Activity: Send back every record exactly.

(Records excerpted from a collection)
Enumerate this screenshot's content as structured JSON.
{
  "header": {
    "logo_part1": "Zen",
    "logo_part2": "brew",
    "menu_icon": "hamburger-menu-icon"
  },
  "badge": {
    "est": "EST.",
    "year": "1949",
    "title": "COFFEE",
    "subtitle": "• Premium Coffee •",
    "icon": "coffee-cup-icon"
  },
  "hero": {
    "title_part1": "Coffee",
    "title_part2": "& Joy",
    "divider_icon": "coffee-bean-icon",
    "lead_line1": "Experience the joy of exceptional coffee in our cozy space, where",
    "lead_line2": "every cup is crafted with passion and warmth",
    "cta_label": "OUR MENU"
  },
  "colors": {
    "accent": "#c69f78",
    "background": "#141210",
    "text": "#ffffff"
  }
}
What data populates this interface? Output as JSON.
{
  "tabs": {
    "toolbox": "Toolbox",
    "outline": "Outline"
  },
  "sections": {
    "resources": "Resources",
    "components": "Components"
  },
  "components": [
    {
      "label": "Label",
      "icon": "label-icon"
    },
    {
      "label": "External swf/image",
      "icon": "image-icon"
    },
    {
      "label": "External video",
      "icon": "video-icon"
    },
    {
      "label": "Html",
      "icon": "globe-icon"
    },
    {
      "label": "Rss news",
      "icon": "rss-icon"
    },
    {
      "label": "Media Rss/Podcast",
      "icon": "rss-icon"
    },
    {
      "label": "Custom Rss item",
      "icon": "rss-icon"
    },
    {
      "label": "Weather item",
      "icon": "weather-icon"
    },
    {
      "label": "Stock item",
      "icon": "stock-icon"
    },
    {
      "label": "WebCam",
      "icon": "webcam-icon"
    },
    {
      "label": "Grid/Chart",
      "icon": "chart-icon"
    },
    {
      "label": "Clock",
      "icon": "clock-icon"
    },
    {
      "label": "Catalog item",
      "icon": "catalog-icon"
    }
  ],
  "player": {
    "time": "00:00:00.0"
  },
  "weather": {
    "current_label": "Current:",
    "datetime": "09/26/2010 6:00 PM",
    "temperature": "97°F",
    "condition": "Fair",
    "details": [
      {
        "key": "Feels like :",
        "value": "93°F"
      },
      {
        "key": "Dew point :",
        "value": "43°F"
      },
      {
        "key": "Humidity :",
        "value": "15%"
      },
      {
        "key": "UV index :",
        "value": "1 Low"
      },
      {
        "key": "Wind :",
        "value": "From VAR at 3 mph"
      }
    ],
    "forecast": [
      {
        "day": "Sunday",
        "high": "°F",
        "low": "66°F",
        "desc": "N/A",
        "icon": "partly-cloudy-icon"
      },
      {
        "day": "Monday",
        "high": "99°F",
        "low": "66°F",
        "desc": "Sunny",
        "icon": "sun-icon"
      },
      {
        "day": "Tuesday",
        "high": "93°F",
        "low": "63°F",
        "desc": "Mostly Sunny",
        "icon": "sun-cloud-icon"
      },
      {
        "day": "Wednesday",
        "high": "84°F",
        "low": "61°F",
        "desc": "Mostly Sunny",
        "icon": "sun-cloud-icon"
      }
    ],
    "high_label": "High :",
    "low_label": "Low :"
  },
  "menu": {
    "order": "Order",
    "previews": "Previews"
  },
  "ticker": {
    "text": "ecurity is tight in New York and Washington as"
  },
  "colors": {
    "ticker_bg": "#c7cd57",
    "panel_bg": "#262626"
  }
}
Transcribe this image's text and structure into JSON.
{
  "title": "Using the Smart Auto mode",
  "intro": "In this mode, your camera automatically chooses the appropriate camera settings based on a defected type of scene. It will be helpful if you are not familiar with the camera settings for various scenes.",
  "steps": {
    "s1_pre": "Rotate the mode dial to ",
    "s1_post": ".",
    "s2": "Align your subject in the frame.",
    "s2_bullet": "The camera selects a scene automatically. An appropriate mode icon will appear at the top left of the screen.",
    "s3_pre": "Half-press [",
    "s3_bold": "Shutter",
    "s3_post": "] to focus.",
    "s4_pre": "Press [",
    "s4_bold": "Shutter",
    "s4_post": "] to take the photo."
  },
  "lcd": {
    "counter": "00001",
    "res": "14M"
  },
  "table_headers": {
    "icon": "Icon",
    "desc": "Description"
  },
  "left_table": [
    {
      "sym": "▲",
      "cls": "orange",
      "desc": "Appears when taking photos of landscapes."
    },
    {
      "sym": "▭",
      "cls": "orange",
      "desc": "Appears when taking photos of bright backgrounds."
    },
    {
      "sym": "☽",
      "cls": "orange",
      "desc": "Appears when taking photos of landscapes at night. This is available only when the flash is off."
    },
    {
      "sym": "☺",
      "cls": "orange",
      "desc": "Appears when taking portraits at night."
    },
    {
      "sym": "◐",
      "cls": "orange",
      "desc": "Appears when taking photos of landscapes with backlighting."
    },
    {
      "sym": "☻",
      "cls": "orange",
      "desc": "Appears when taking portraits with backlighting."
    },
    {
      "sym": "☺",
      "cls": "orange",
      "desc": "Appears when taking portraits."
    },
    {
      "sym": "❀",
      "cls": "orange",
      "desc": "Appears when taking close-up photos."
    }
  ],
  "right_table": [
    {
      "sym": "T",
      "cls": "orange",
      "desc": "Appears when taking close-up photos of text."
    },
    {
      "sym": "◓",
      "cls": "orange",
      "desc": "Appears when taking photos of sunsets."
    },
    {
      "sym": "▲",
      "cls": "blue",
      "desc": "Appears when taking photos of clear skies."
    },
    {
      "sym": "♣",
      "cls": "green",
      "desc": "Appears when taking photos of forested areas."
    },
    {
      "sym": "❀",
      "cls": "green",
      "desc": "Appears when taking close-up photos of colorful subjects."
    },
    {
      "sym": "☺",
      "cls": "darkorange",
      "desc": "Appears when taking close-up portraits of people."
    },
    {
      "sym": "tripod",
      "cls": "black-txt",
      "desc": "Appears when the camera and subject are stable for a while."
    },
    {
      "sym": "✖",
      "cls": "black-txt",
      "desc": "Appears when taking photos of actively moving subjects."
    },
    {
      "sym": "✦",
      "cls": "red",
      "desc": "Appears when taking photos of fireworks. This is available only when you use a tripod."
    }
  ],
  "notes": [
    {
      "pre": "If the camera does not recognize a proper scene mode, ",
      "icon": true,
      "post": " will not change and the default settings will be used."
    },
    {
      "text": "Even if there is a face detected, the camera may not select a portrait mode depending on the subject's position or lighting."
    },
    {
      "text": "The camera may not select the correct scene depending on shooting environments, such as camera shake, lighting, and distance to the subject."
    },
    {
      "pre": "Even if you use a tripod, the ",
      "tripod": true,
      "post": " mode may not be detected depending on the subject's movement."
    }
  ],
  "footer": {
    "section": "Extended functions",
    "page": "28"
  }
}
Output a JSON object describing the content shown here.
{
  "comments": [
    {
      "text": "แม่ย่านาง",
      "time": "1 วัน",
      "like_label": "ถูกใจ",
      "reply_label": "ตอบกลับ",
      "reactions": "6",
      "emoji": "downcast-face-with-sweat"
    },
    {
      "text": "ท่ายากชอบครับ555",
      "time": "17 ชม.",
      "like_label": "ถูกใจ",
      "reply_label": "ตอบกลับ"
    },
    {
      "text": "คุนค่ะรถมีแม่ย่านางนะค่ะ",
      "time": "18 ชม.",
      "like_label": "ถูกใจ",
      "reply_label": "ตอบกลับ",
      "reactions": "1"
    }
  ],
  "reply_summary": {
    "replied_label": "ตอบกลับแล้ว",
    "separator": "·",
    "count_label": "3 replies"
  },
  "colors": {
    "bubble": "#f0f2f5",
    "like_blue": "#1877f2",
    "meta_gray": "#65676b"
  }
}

Result:
Enumerate this screenshot's content as structured JSON.
{
  "header": {
    "logo_part1": "Zen",
    "logo_part2": "brew",
    "menu_icon": "hamburger-menu-icon"
  },
  "badge": {
    "est": "EST.",
    "year": "1949",
    "title": "COFFEE",
    "subtitle": "• Premium Coffee •",
    "icon": "coffee-cup-icon"
  },
  "hero": {
    "title_part1": "Coffee",
    "title_part2": "& Joy",
    "divider_icon": "coffee-bean-icon",
    "lead_line1": "Experience the joy of exceptional coffee in our cozy space, where",
    "lead_line2": "every cup is crafted with passion and warmth",
    "cta_label": "OUR MENU"
  },
  "colors": {
    "accent": "#c69f78",
    "background": "#141210",
    "text": "#ffffff"
  }
}
What data populates this interface? Output as JSON.
{
  "tabs": {
    "toolbox": "Toolbox",
    "outline": "Outline"
  },
  "sections": {
    "resources": "Resources",
    "components": "Components"
  },
  "components": [
    {
      "label": "Label",
      "icon": "label-icon"
    },
    {
      "label": "External swf/image",
      "icon": "image-icon"
    },
    {
      "label": "External video",
      "icon": "video-icon"
    },
    {
      "label": "Html",
      "icon": "globe-icon"
    },
    {
      "label": "Rss news",
      "icon": "rss-icon"
    },
    {
      "label": "Media Rss/Podcast",
      "icon": "rss-icon"
    },
    {
      "label": "Custom Rss item",
      "icon": "rss-icon"
    },
    {
      "label": "Weather item",
      "icon": "weather-icon"
    },
    {
      "label": "Stock item",
      "icon": "stock-icon"
    },
    {
      "label": "WebCam",
      "icon": "webcam-icon"
    },
    {
      "label": "Grid/Chart",
      "icon": "chart-icon"
    },
    {
      "label": "Clock",
      "icon": "clock-icon"
    },
    {
      "label": "Catalog item",
      "icon": "catalog-icon"
    }
  ],
  "player": {
    "time": "00:00:00.0"
  },
  "weather": {
    "current_label": "Current:",
    "datetime": "09/26/2010 6:00 PM",
    "temperature": "97°F",
    "condition": "Fair",
    "details": [
      {
        "key": "Feels like :",
        "value": "93°F"
      },
      {
        "key": "Dew point :",
        "value": "43°F"
      },
      {
        "key": "Humidity :",
        "value": "15%"
      },
      {
        "key": "UV index :",
        "value": "1 Low"
      },
      {
        "key": "Wind :",
        "value": "From VAR at 3 mph"
      }
    ],
    "forecast": [
      {
        "day": "Sunday",
        "high": "°F",
        "low": "66°F",
        "desc": "N/A",
        "icon": "partly-cloudy-icon"
      },
      {
        "day": "Monday",
        "high": "99°F",
        "low": "66°F",
        "desc": "Sunny",
        "icon": "sun-icon"
      },
      {
        "day": "Tuesday",
        "high": "93°F",
        "low": "63°F",
        "desc": "Mostly Sunny",
        "icon": "sun-cloud-icon"
      },
      {
        "day": "Wednesday",
        "high": "84°F",
        "low": "61°F",
        "desc": "Mostly Sunny",
        "icon": "sun-cloud-icon"
      }
    ],
    "high_label": "High :",
    "low_label": "Low :"
  },
  "menu": {
    "order": "Order",
    "previews": "Previews"
  },
  "ticker": {
    "text": "ecurity is tight in New York and Washington as"
  },
  "colors": {
    "ticker_bg": "#c7cd57",
    "panel_bg": "#262626"
  }
}
Transcribe this image's text and structure into JSON.
{
  "title": "Using the Smart Auto mode",
  "intro": "In this mode, your camera automatically chooses the appropriate camera settings based on a defected type of scene. It will be helpful if you are not familiar with the camera settings for various scenes.",
  "steps": {
    "s1_pre": "Rotate the mode dial to ",
    "s1_post": ".",
    "s2": "Align your subject in the frame.",
    "s2_bullet": "The camera selects a scene automatically. An appropriate mode icon will appear at the top left of the screen.",
    "s3_pre": "Half-press [",
    "s3_bold": "Shutter",
    "s3_post": "] to focus.",
    "s4_pre": "Press [",
    "s4_bold": "Shutter",
    "s4_post": "] to take the photo."
  },
  "lcd": {
    "counter": "00001",
    "res": "14M"
  },
  "table_headers": {
    "icon": "Icon",
    "desc": "Description"
  },
  "left_table": [
    {
      "sym": "▲",
      "cls": "orange",
      "desc": "Appears when taking photos of landscapes."
    },
    {
      "sym": "▭",
      "cls": "orange",
      "desc": "Appears when taking photos of bright backgrounds."
    },
    {
      "sym": "☽",
      "cls": "orange",
      "desc": "Appears when taking photos of landscapes at night. This is available only when the flash is off."
    },
    {
      "sym": "☺",
      "cls": "orange",
      "desc": "Appears when taking portraits at night."
    },
    {
      "sym": "◐",
      "cls": "orange",
      "desc": "Appears when taking photos of landscapes with backlighting."
    },
    {
      "sym": "☻",
      "cls": "orange",
      "desc": "Appears when taking portraits with backlighting."
    },
    {
      "sym": "☺",
      "cls": "orange",
      "desc": "Appears when taking portraits."
    },
    {
      "sym": "❀",
      "cls": "orange",
      "desc": "Appears when taking close-up photos."
    }
  ],
  "right_table": [
    {
      "sym": "T",
      "cls": "orange",
      "desc": "Appears when taking close-up photos of text."
    },
    {
      "sym": "◓",
      "cls": "orange",
      "desc": "Appears when taking photos of sunsets."
    },
    {
      "sym": "▲",
      "cls": "blue",
      "desc": "Appears when taking photos of clear skies."
    },
    {
      "sym": "♣",
      "cls": "green",
      "desc": "Appears when taking photos of forested areas."
    },
    {
      "sym": "❀",
      "cls": "green",
      "desc": "Appears when taking close-up photos of colorful subjects."
    },
    {
      "sym": "☺",
      "cls": "darkorange",
      "desc": "Appears when taking close-up portraits of people."
    },
    {
      "sym": "tripod",
      "cls": "black-txt",
      "desc": "Appears when the camera and subject are stable for a while."
    },
    {
      "sym": "✖",
      "cls": "black-txt",
      "desc": "Appears when taking photos of actively moving subjects."
    },
    {
      "sym": "✦",
      "cls": "red",
      "desc": "Appears when taking photos of fireworks. This is available only when you use a tripod."
    }
  ],
  "notes": [
    {
      "pre": "If the camera does not recognize a proper scene mode, ",
      "icon": true,
      "post": " will not change and the default settings will be used."
    },
    {
      "text": "Even if there is a face detected, the camera may not select a portrait mode depending on the subject's position or lighting."
    },
    {
      "text": "The camera may not select the correct scene depending on shooting environments, such as camera shake, lighting, and distance to the subject."
    },
    {
      "pre": "Even if you use a tripod, the ",
      "tripod": true,
      "post": " mode may not be detected depending on the subject's movement."
    }
  ],
  "footer": {
    "section": "Extended functions",
    "page": "28"
  }
}
Output a JSON object describing the content shown here.
{
  "comments": [
    {
      "text": "แม่ย่านาง",
      "time": "1 วัน",
      "like_label": "ถูกใจ",
      "reply_label": "ตอบกลับ",
      "reactions": "6",
      "emoji": "downcast-face-with-sweat"
    },
    {
      "text": "ท่ายากชอบครับ555",
      "time": "17 ชม.",
      "like_label": "ถูกใจ",
      "reply_label": "ตอบกลับ"
    },
    {
      "text": "คุนค่ะรถมีแม่ย่านางนะค่ะ",
      "time": "18 ชม.",
      "like_label": "ถูกใจ",
      "reply_label": "ตอบกลับ",
      "reactions": "1"
    }
  ],
  "reply_summary": {
    "replied_label": "ตอบกลับแล้ว",
    "separator": "·",
    "count_label": "3 replies"
  },
  "colors": {
    "bubble": "#f0f2f5",
    "like_blue": "#1877f2",
    "meta_gray": "#65676b"
  }
}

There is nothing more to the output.